Data under study:
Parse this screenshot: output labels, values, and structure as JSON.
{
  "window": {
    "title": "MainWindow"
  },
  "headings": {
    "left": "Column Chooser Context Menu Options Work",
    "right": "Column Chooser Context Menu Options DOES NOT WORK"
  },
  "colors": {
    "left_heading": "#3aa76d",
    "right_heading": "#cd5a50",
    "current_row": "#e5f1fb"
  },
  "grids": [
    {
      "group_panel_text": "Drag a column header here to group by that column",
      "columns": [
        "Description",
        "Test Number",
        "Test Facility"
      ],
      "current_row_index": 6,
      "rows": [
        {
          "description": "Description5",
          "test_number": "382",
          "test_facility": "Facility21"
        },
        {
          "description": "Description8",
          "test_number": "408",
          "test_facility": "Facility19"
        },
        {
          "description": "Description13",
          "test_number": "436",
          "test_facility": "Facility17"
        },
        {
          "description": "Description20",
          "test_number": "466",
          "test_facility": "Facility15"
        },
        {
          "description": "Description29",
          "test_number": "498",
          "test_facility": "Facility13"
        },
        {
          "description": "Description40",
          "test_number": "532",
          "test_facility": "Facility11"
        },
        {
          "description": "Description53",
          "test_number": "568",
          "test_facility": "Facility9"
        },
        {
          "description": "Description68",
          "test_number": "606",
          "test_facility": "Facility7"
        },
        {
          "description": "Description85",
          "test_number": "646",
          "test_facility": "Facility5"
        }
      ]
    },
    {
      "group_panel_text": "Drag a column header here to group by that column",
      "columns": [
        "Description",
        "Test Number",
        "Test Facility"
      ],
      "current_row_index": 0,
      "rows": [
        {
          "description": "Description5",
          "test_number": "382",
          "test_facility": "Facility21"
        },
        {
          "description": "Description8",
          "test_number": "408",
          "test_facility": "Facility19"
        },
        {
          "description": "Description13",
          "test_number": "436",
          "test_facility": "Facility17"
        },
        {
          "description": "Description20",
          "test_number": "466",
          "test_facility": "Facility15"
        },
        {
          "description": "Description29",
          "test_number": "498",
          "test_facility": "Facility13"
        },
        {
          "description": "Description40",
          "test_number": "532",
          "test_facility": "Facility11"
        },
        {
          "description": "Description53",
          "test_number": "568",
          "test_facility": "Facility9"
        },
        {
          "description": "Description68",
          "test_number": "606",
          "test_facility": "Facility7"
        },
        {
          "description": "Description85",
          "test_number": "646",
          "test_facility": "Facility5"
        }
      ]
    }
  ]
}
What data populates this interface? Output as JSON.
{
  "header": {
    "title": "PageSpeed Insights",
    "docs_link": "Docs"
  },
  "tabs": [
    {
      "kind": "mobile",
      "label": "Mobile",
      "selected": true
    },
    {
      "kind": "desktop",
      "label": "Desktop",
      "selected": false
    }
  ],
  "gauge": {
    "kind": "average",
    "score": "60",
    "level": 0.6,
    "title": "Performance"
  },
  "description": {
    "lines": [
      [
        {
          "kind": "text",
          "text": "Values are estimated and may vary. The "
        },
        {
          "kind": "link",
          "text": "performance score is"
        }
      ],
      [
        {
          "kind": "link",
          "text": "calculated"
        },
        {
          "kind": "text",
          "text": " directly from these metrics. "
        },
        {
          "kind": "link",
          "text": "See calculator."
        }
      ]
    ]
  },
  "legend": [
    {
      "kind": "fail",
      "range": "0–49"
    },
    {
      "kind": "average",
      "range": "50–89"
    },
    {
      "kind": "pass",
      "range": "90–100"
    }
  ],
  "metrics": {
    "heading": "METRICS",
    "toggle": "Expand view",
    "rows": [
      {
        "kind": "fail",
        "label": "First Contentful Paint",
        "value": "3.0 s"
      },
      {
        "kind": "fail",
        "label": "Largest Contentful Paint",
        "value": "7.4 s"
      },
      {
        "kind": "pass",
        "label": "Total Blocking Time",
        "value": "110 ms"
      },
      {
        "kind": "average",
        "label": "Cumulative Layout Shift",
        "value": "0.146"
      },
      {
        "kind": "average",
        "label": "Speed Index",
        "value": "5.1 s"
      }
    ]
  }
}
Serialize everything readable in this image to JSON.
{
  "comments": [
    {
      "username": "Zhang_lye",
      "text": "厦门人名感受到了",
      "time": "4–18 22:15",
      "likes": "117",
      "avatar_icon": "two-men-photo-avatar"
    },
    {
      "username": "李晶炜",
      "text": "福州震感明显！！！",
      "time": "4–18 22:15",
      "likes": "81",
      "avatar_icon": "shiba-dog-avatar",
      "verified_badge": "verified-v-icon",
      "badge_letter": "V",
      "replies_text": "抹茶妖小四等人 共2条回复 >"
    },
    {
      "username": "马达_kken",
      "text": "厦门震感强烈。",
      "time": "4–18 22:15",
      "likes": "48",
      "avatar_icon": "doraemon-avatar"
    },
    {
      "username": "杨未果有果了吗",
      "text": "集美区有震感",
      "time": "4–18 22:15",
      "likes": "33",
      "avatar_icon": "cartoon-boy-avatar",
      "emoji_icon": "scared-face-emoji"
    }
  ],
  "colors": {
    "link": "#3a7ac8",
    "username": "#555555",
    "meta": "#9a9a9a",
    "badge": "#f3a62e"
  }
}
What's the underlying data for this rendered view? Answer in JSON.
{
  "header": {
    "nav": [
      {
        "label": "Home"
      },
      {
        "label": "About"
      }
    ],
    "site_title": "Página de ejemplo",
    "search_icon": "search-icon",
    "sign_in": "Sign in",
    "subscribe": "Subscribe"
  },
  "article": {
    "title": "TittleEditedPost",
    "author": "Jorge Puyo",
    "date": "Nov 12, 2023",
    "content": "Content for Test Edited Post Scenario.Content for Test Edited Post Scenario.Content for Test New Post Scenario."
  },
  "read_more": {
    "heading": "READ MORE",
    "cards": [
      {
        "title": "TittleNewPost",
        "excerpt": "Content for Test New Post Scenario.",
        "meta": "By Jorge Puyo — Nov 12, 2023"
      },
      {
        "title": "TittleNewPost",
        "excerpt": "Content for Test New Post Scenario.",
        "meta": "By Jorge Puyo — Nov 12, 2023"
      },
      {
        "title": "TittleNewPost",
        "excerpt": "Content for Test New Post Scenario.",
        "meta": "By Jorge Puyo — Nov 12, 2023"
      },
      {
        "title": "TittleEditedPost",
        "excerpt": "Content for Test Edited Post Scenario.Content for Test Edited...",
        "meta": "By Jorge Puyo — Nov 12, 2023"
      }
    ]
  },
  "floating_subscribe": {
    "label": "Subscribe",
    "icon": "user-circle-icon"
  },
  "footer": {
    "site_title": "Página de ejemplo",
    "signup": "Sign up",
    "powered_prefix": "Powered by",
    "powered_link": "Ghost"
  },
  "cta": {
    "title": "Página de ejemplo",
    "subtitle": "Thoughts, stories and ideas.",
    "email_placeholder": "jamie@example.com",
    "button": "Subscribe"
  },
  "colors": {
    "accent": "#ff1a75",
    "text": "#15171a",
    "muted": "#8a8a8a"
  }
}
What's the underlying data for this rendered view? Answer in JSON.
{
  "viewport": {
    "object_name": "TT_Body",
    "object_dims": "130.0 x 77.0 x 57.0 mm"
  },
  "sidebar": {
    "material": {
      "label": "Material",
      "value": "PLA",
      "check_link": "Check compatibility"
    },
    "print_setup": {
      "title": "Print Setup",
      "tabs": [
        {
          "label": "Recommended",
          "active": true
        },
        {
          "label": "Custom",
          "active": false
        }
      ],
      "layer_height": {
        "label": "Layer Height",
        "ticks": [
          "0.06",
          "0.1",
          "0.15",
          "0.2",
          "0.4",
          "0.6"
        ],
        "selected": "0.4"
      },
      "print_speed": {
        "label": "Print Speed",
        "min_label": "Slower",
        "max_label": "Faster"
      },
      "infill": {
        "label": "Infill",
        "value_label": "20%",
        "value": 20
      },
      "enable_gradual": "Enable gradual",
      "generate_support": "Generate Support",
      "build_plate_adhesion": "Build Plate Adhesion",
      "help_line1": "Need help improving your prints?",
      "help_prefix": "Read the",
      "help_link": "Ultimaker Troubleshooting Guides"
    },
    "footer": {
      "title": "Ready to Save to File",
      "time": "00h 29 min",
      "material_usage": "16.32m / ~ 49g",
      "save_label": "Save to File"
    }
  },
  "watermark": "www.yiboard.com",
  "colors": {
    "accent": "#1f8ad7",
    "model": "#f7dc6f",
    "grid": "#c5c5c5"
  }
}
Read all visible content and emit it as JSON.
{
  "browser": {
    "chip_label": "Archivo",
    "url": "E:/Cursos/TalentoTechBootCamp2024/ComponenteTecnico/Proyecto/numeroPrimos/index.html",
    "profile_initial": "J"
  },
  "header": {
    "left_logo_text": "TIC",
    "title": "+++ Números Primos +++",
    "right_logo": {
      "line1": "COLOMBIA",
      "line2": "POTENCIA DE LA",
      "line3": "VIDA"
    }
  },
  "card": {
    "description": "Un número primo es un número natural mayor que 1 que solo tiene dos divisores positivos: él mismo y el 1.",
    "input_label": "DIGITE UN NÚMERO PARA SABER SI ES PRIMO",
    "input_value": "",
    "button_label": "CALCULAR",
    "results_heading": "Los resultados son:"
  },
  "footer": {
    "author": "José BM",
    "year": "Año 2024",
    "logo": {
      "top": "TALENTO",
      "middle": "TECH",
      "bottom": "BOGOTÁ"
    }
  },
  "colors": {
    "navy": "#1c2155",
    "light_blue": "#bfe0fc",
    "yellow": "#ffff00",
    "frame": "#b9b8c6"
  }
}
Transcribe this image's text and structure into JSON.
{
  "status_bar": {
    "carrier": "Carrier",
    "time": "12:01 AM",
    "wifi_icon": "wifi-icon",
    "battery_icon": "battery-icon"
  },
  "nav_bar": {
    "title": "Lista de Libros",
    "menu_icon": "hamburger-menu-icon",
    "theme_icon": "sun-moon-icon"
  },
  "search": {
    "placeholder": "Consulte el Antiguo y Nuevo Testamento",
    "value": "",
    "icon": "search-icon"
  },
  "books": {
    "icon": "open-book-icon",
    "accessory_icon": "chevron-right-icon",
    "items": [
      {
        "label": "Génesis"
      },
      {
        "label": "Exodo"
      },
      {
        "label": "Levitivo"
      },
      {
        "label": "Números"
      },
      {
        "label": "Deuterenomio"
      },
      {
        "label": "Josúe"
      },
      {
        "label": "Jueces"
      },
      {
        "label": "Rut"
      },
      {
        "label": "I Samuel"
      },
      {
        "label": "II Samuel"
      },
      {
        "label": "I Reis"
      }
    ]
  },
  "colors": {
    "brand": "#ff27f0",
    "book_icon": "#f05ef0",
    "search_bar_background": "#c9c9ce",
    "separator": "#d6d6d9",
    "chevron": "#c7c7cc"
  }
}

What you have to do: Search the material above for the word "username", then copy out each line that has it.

Output below:
      "username": "Zhang_lye",
      "username": "李晶炜",
      "username": "马达_kken",
      "username": "杨未果有果了吗",
    "username": "#555555",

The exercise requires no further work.